At present I am so overwhelmed with sorrow that I hardly know what to think or determine, but it is probable that within the next six months I shall visit Massachusetts the place of my birth, & bring my little girl to see her grandparents.
John Marsh was one of those Yankee chameleons who made the years before California statehood so interesting for historians -- and so profitable for himself.
His adherents and critics have staked many a claim: that he was the first to compile a Sioux dictionary; that he was the first Harvard man in the Far West; that his glowing letters about California brought the first wagon train of settlers here long before the Gold Rush; and that he was, if only for a year, the first Yankee-trained physician in Los Angeles.
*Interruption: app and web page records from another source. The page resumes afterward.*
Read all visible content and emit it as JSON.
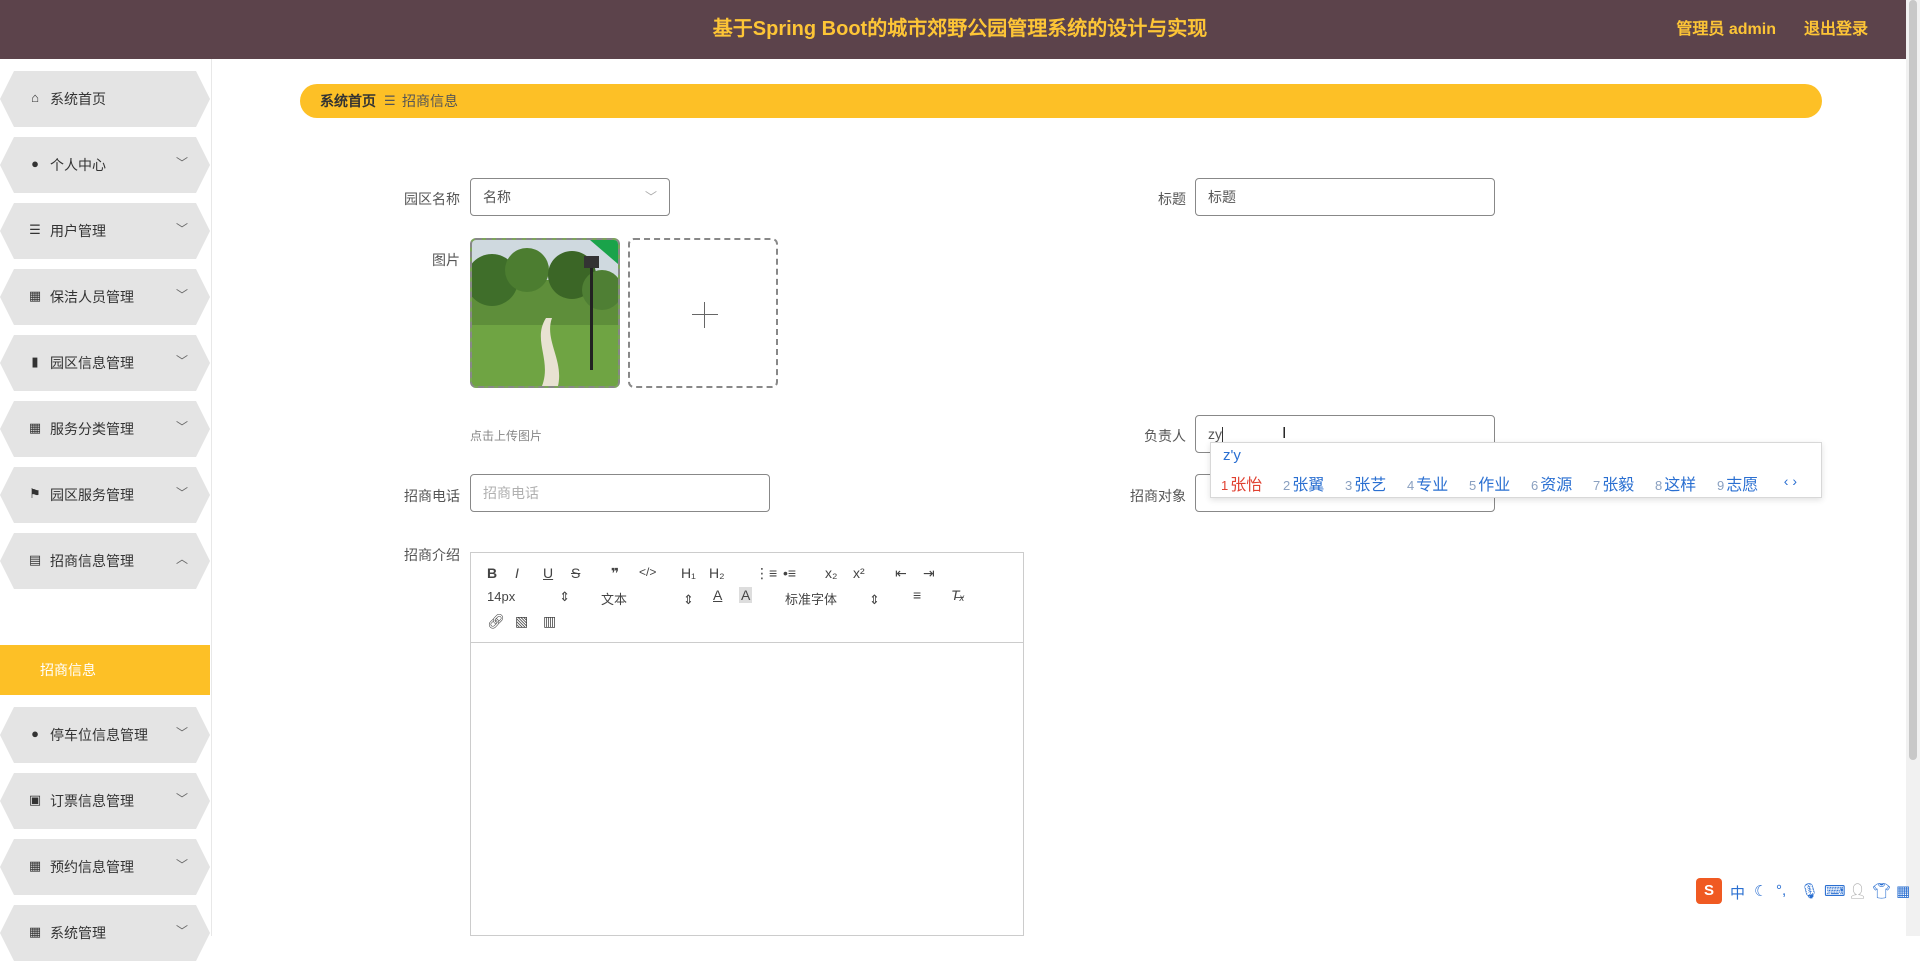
{
  "header": {
    "title": "基于Spring Boot的城市郊野公园管理系统的设计与实现",
    "user": "管理员 admin",
    "logout": "退出登录"
  },
  "sidebar": {
    "items": [
      {
        "label": "系统首页",
        "icon": "home-icon"
      },
      {
        "label": "个人中心",
        "icon": "person-icon"
      },
      {
        "label": "用户管理",
        "icon": "list-icon"
      },
      {
        "label": "保洁人员管理",
        "icon": "grid-icon"
      },
      {
        "label": "园区信息管理",
        "icon": "bar-chart-icon"
      },
      {
        "label": "服务分类管理",
        "icon": "grid-icon"
      },
      {
        "label": "园区服务管理",
        "icon": "flag-icon"
      },
      {
        "label": "招商信息管理",
        "icon": "clipboard-icon"
      },
      {
        "label": "停车位信息管理",
        "icon": "person-icon"
      },
      {
        "label": "订票信息管理",
        "icon": "clipboard-x-icon"
      },
      {
        "label": "预约信息管理",
        "icon": "grid-icon"
      },
      {
        "label": "系统管理",
        "icon": "grid-icon"
      }
    ],
    "active_sub": "招商信息"
  },
  "breadcrumb": {
    "home": "系统首页",
    "current": "招商信息"
  },
  "form": {
    "park_name": {
      "label": "园区名称",
      "value": "名称"
    },
    "title": {
      "label": "标题",
      "value": "标题"
    },
    "image": {
      "label": "图片",
      "tip": "点击上传图片"
    },
    "owner": {
      "label": "负责人",
      "value": "zy"
    },
    "phone": {
      "label": "招商电话",
      "placeholder": "招商电话"
    },
    "target": {
      "label": "招商对象"
    },
    "intro": {
      "label": "招商介绍"
    }
  },
  "editor": {
    "font_size": "14px",
    "text_style": "文本",
    "font_family": "标准字体"
  },
  "ime": {
    "pinyin": "z'y",
    "candidates": [
      "张怡",
      "张翼",
      "张艺",
      "专业",
      "作业",
      "资源",
      "张毅",
      "这样",
      "志愿"
    ]
  },
  "colors": {
    "header_bg": "#5c434b",
    "accent": "#fdc026",
    "header_text": "#fdc536"
  }
}
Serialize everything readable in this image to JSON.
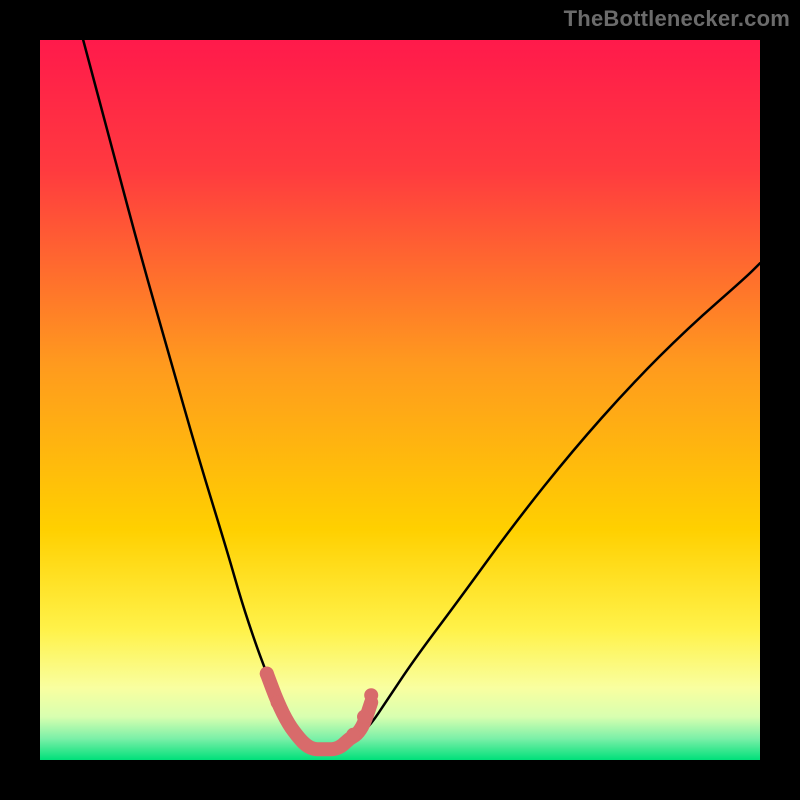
{
  "watermark": {
    "text": "TheBottlenecker.com"
  },
  "chart_data": {
    "type": "line",
    "title": "",
    "xlabel": "",
    "ylabel": "",
    "xlim": [
      0,
      100
    ],
    "ylim": [
      0,
      100
    ],
    "background": {
      "gradient_top": "#ff1a4b",
      "gradient_mid": "#ffd000",
      "gradient_low": "#f9ffa0",
      "gradient_bottom": "#00e07a"
    },
    "series": [
      {
        "name": "left-curve",
        "type": "line",
        "stroke": "#000000",
        "x": [
          6,
          10,
          14,
          18,
          22,
          26,
          28,
          30,
          31.5,
          33,
          34.5,
          36,
          37.5
        ],
        "y": [
          100,
          85,
          70,
          56,
          42,
          29,
          22,
          16,
          12,
          8,
          5,
          3,
          2
        ]
      },
      {
        "name": "right-curve",
        "type": "line",
        "stroke": "#000000",
        "x": [
          42,
          44,
          46,
          48,
          52,
          58,
          66,
          74,
          82,
          90,
          98,
          100
        ],
        "y": [
          2,
          3,
          5,
          8,
          14,
          22,
          33,
          43,
          52,
          60,
          67,
          69
        ]
      },
      {
        "name": "bottleneck-region",
        "type": "line",
        "stroke": "#d86b6b",
        "stroke_width": 7,
        "x": [
          31.5,
          33,
          34.5,
          36,
          37,
          38,
          39,
          40,
          41,
          42,
          43,
          44,
          45,
          46
        ],
        "y": [
          12,
          8,
          5,
          3,
          2,
          1.5,
          1.5,
          1.5,
          1.5,
          2,
          3,
          3.5,
          5,
          8
        ]
      }
    ],
    "markers": [
      {
        "x": 31.5,
        "y": 12,
        "r": 7,
        "fill": "#d86b6b"
      },
      {
        "x": 33.0,
        "y": 8,
        "r": 7,
        "fill": "#d86b6b"
      },
      {
        "x": 43.5,
        "y": 3.5,
        "r": 7,
        "fill": "#d86b6b"
      },
      {
        "x": 45.0,
        "y": 6,
        "r": 7,
        "fill": "#d86b6b"
      },
      {
        "x": 46.0,
        "y": 9,
        "r": 7,
        "fill": "#d86b6b"
      }
    ]
  }
}
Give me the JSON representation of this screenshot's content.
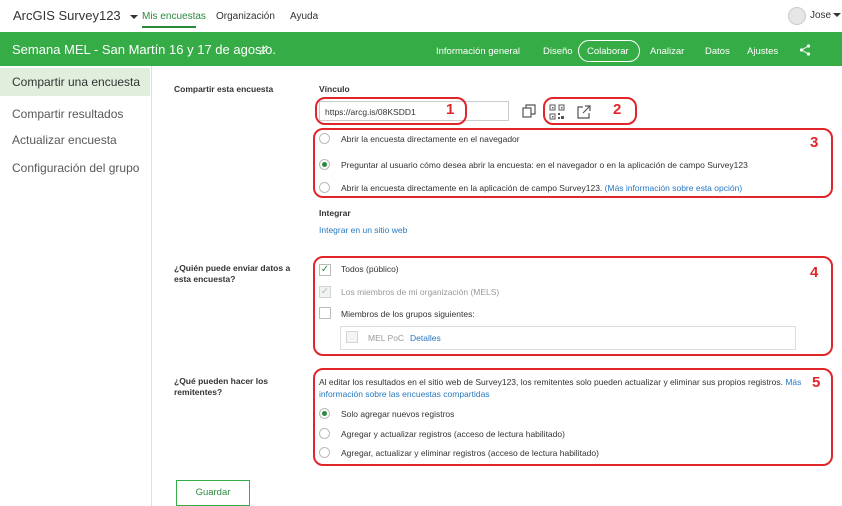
{
  "topbar": {
    "app_name": "ArcGIS Survey123",
    "nav": [
      "Mis encuestas",
      "Organización",
      "Ayuda"
    ],
    "user": "Jose"
  },
  "survey": {
    "title": "Semana MEL - San Martín 16 y 17 de agosto.",
    "tabs": [
      "Información general",
      "Diseño",
      "Colaborar",
      "Analizar",
      "Datos",
      "Ajustes"
    ]
  },
  "sidebar": {
    "items": [
      "Compartir una encuesta",
      "Compartir resultados",
      "Actualizar encuesta",
      "Configuración del grupo"
    ]
  },
  "share": {
    "heading": "Compartir esta encuesta",
    "link_label": "Vínculo",
    "link_value": "https://arcg.is/08KSDD1",
    "radio_options": [
      "Abrir la encuesta directamente en el navegador",
      "Preguntar al usuario cómo desea abrir la encuesta: en el navegador o en la aplicación de campo Survey123",
      "Abrir la encuesta directamente en la aplicación de campo Survey123."
    ],
    "radio_more_link": "(Más información sobre esta opción)",
    "embed_label": "Integrar",
    "embed_link": "Integrar en un sitio web"
  },
  "who": {
    "question": "¿Quién puede enviar datos a esta encuesta?",
    "options": [
      "Todos (público)",
      "Los miembros de mi organización (MELS)",
      "Miembros de los grupos siguientes:"
    ],
    "group_name": "MEL PoC",
    "group_details": "Detalles"
  },
  "what": {
    "question": "¿Qué pueden hacer los remitentes?",
    "intro": "Al editar los resultados en el sitio web de Survey123, los remitentes solo pueden actualizar y eliminar sus propios registros.",
    "intro_link": "Más información sobre las encuestas compartidas",
    "options": [
      "Solo agregar nuevos registros",
      "Agregar y actualizar registros (acceso de lectura habilitado)",
      "Agregar, actualizar y eliminar registros (acceso de lectura habilitado)"
    ]
  },
  "save_label": "Guardar",
  "annotations": [
    "1",
    "2",
    "3",
    "4",
    "5"
  ],
  "colors": {
    "brand_green": "#35ac46",
    "accent_green": "#2a8a3c",
    "link": "#2679c2",
    "annotation_red": "#e0262b"
  }
}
Marsh inspired a 1930 biography by George D. Lyman and piqued the interest of modern historian Kathleen Mero, who works for the John Marsh Historic Trust in Contra Costa County in Northern California.
"He was an educated man from a blueblood family, the last person you'd expect to be dealing with all the rough and tumble of ... the frontier," Mero said in an interview. "He was hungry for the wilderness, never satisfied, always kept going west."
Until he got to Mexican-governed California. "I have at last found the Far West and intend to end my ramblings here," he wrote to friends back East.
Some Contra Costa County residents want to turn Marsh's mansion into a history center or the centerpiece of a proposed state park dedicated to California pioneers. The 3,600-acre site, owned by the state, is all that remains of his 50,000-acre holdings.
Born in Danvers, Mass., in 1799, Marsh earned a degree from Harvard in general education and worked as a teacher. For a while, he was an assistant Indian agent for the Winnebago near the Illinois-Wisconsin border, Mero says.
In 1826, Marguerite Deconteaux, a woman of French Canadian and Sioux descent, bore him a son. Charles had two webbed toes, a genetic characteristic in the Marsh family.
Around that time, Marsh got to know Abraham Lincoln in New Salem, Ill. The future president carved a pocketknife for Marsh's son, Mero says.
Sometime between 1828 and 1832, Marsh informally studied medicine for two years under an Army physician in Wisconsin. But after Deconteaux died in 1831, a heartbroken Marsh left the area, Mero says. In his biography, "John Marsh, Pioneer," Lyman had attributed the move to bad debts and accusations of gun-running.
"Lyman did not do a good job summing up Marsh's personality," Mero says. "He ... repeats claims from the journals of others without really looking into it. But of course, he didn't have the databases we have today."